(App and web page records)
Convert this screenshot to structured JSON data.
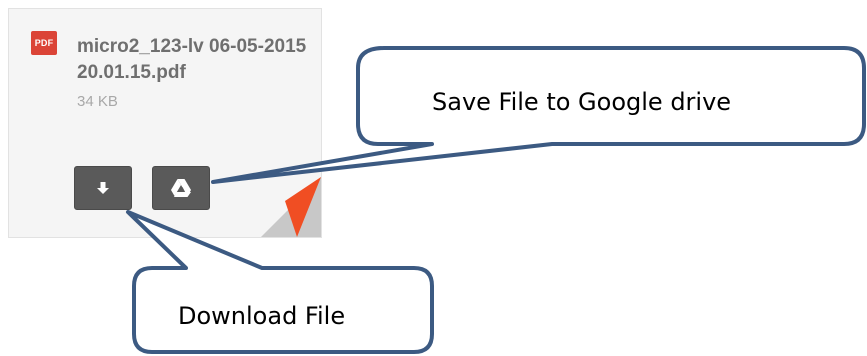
{
  "attachment": {
    "icon_label": "PDF",
    "file_name": "micro2_123-lv 06-05-2015 20.01.15.pdf",
    "file_size": "34 KB",
    "download_icon": "download-arrow-icon",
    "drive_icon": "google-drive-icon",
    "colors": {
      "pdf_red": "#db4437",
      "button_gray": "#5a5a5a",
      "corner_red": "#f04e23"
    }
  },
  "callouts": {
    "drive": "Save File to Google drive",
    "download": "Download File",
    "border_color": "#3c5a82"
  }
}
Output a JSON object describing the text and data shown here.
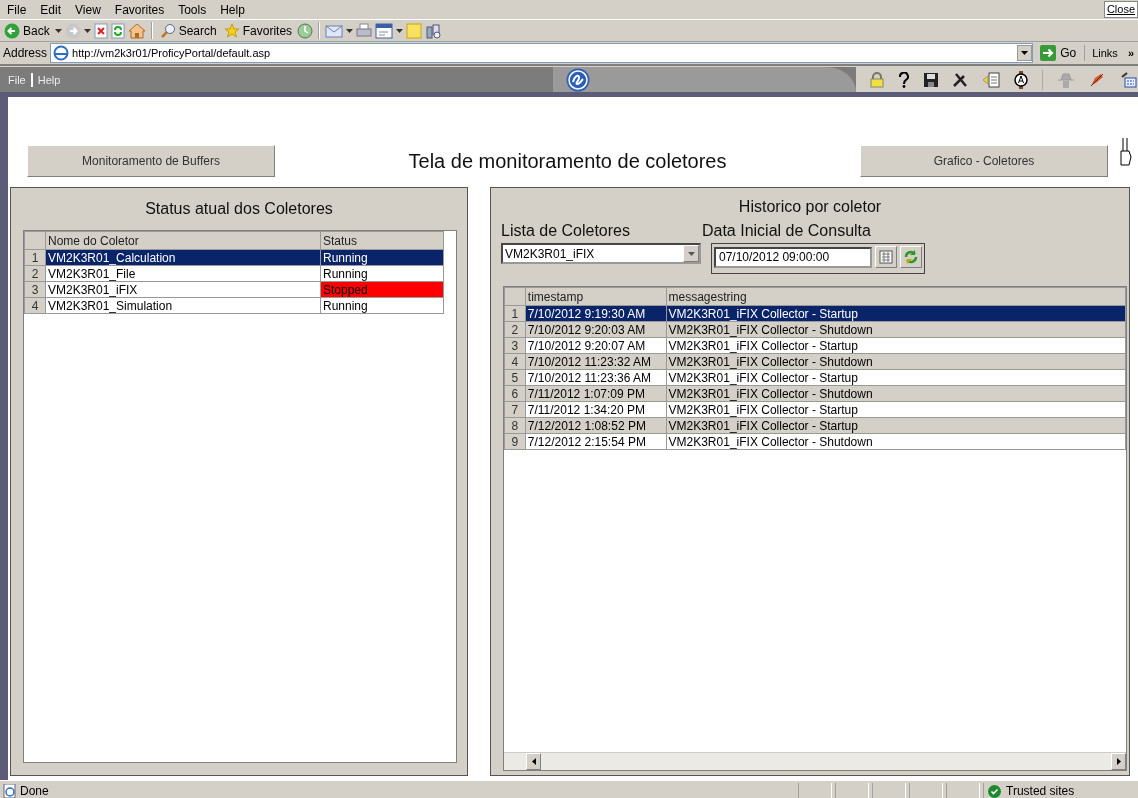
{
  "browser": {
    "menu": [
      "File",
      "Edit",
      "View",
      "Favorites",
      "Tools",
      "Help"
    ],
    "close_label": "Close",
    "toolbar": {
      "back": "Back",
      "search": "Search",
      "favorites": "Favorites"
    },
    "address": {
      "label": "Address",
      "value": "http://vm2k3r01/ProficyPortal/default.asp",
      "go": "Go",
      "links": "Links",
      "links_more": "»"
    }
  },
  "portal": {
    "menu": [
      "File",
      "Help"
    ]
  },
  "header": {
    "left_button": "Monitoramento de Buffers",
    "title": "Tela de monitoramento de coletores",
    "right_button": "Grafico - Coletores"
  },
  "status_panel": {
    "title": "Status atual dos Coletores",
    "columns": [
      "Nome do Coletor",
      "Status"
    ],
    "rows": [
      {
        "number": "1",
        "name": "VM2K3R01_Calculation",
        "status": "Running",
        "selected": true
      },
      {
        "number": "2",
        "name": "VM2K3R01_File",
        "status": "Running",
        "color": "#ffffff",
        "selected": false
      },
      {
        "number": "3",
        "name": "VM2K3R01_iFIX",
        "status": "Stopped",
        "color": "#ff0000",
        "selected": false
      },
      {
        "number": "4",
        "name": "VM2K3R01_Simulation",
        "status": "Running",
        "color": "#ffffff",
        "selected": false
      }
    ]
  },
  "history_panel": {
    "title": "Historico por coletor",
    "collector_label": "Lista de Coletores",
    "collector_value": "VM2K3R01_iFIX",
    "date_label": "Data Inicial de Consulta",
    "date_value": "07/10/2012 09:00:00",
    "columns": [
      "timestamp",
      "messagestring"
    ],
    "rows": [
      {
        "number": "1",
        "timestamp": "7/10/2012 9:19:30 AM",
        "message": "VM2K3R01_iFIX Collector - Startup",
        "selected": true
      },
      {
        "number": "2",
        "timestamp": "7/10/2012 9:20:03 AM",
        "message": "VM2K3R01_iFIX Collector - Shutdown",
        "selected": false
      },
      {
        "number": "3",
        "timestamp": "7/10/2012 9:20:07 AM",
        "message": "VM2K3R01_iFIX Collector - Startup",
        "selected": false
      },
      {
        "number": "4",
        "timestamp": "7/10/2012 11:23:32 AM",
        "message": "VM2K3R01_iFIX Collector - Shutdown",
        "selected": false
      },
      {
        "number": "5",
        "timestamp": "7/10/2012 11:23:36 AM",
        "message": "VM2K3R01_iFIX Collector - Startup",
        "selected": false
      },
      {
        "number": "6",
        "timestamp": "7/11/2012 1:07:09 PM",
        "message": "VM2K3R01_iFIX Collector - Shutdown",
        "selected": false
      },
      {
        "number": "7",
        "timestamp": "7/11/2012 1:34:20 PM",
        "message": "VM2K3R01_iFIX Collector - Startup",
        "selected": false
      },
      {
        "number": "8",
        "timestamp": "7/12/2012 1:08:52 PM",
        "message": "VM2K3R01_iFIX Collector - Startup",
        "selected": false
      },
      {
        "number": "9",
        "timestamp": "7/12/2012 2:15:54 PM",
        "message": "VM2K3R01_iFIX Collector - Shutdown",
        "selected": false
      }
    ]
  },
  "status_bar": {
    "text": "Done",
    "zone": "Trusted sites"
  }
}
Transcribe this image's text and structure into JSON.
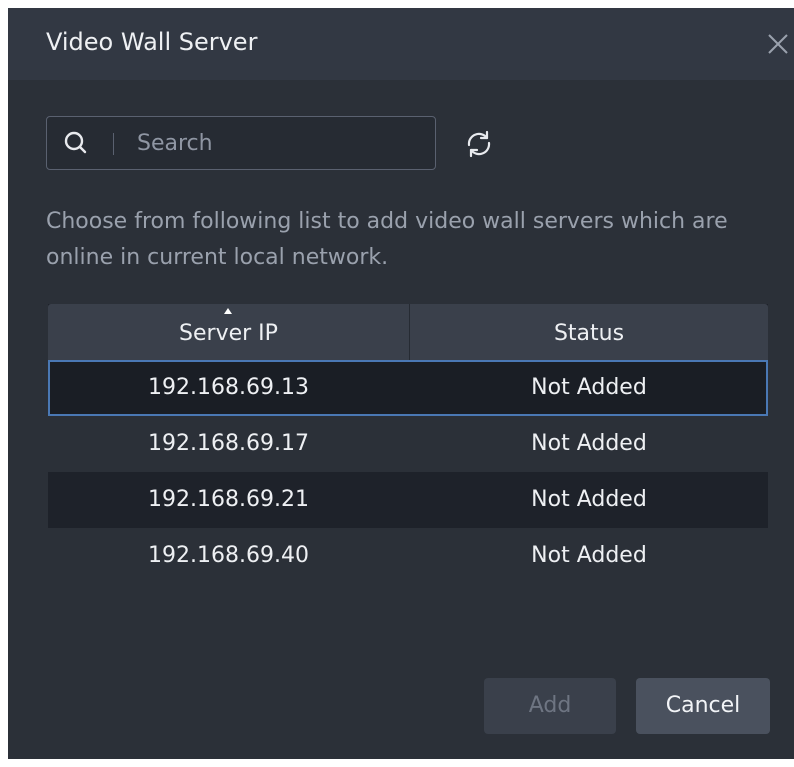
{
  "dialog": {
    "title": "Video Wall Server"
  },
  "icons": {
    "close": "close-icon",
    "search": "search-icon",
    "refresh": "refresh-icon",
    "sort": "sort-ascending-icon"
  },
  "search": {
    "placeholder": "Search",
    "value": ""
  },
  "description": "Choose from following list to add video wall servers which are online in current local network.",
  "table": {
    "columns": [
      "Server IP",
      "Status"
    ],
    "sort_column": "Server IP",
    "sort_direction": "ascending",
    "rows": [
      {
        "ip": "192.168.69.13",
        "status": "Not Added",
        "selected": true
      },
      {
        "ip": "192.168.69.17",
        "status": "Not Added",
        "selected": false
      },
      {
        "ip": "192.168.69.21",
        "status": "Not Added",
        "selected": false
      },
      {
        "ip": "192.168.69.40",
        "status": "Not Added",
        "selected": false
      }
    ]
  },
  "buttons": {
    "add": "Add",
    "add_enabled": false,
    "cancel": "Cancel"
  },
  "colors": {
    "dialog_bg": "#2b3038",
    "titlebar_bg": "#323843",
    "selection_border": "#4a78b4",
    "text": "#eef0f3",
    "muted_text": "#9aa1ad"
  }
}
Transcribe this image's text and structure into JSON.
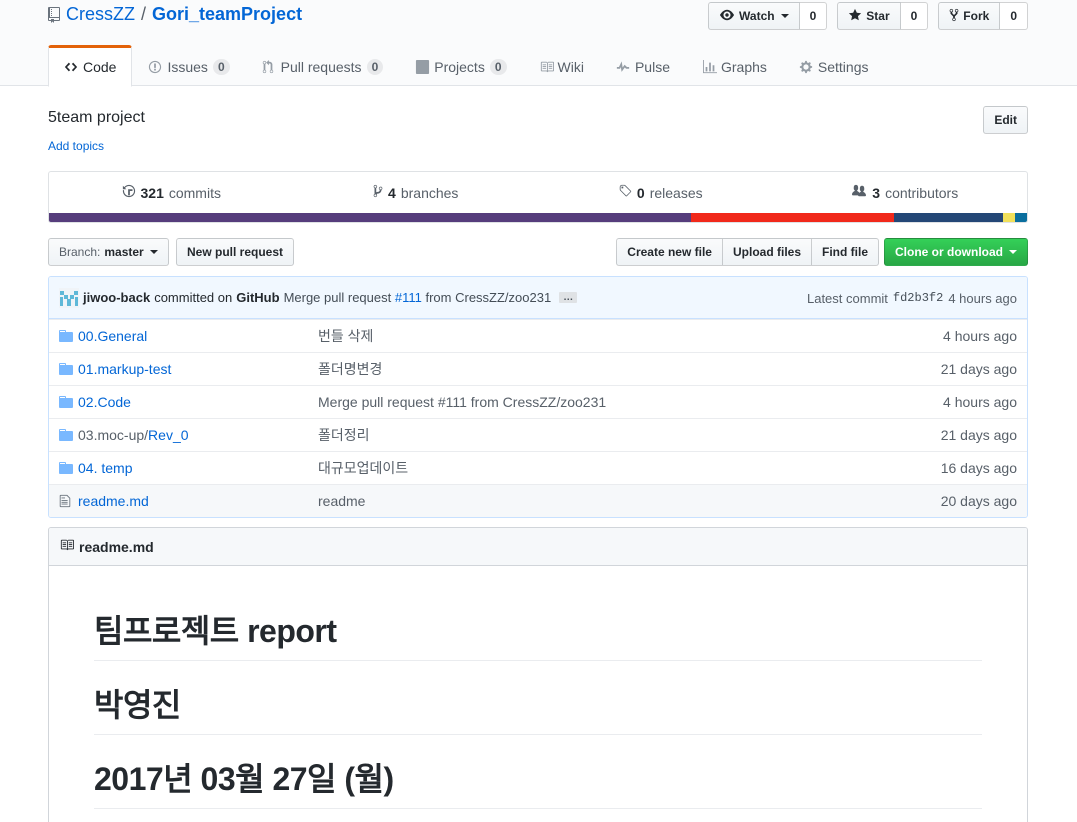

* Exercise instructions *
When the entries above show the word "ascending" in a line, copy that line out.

* Exercise answer *
    "sort": "sort-ascending-icon"
    "sort_direction": "ascending",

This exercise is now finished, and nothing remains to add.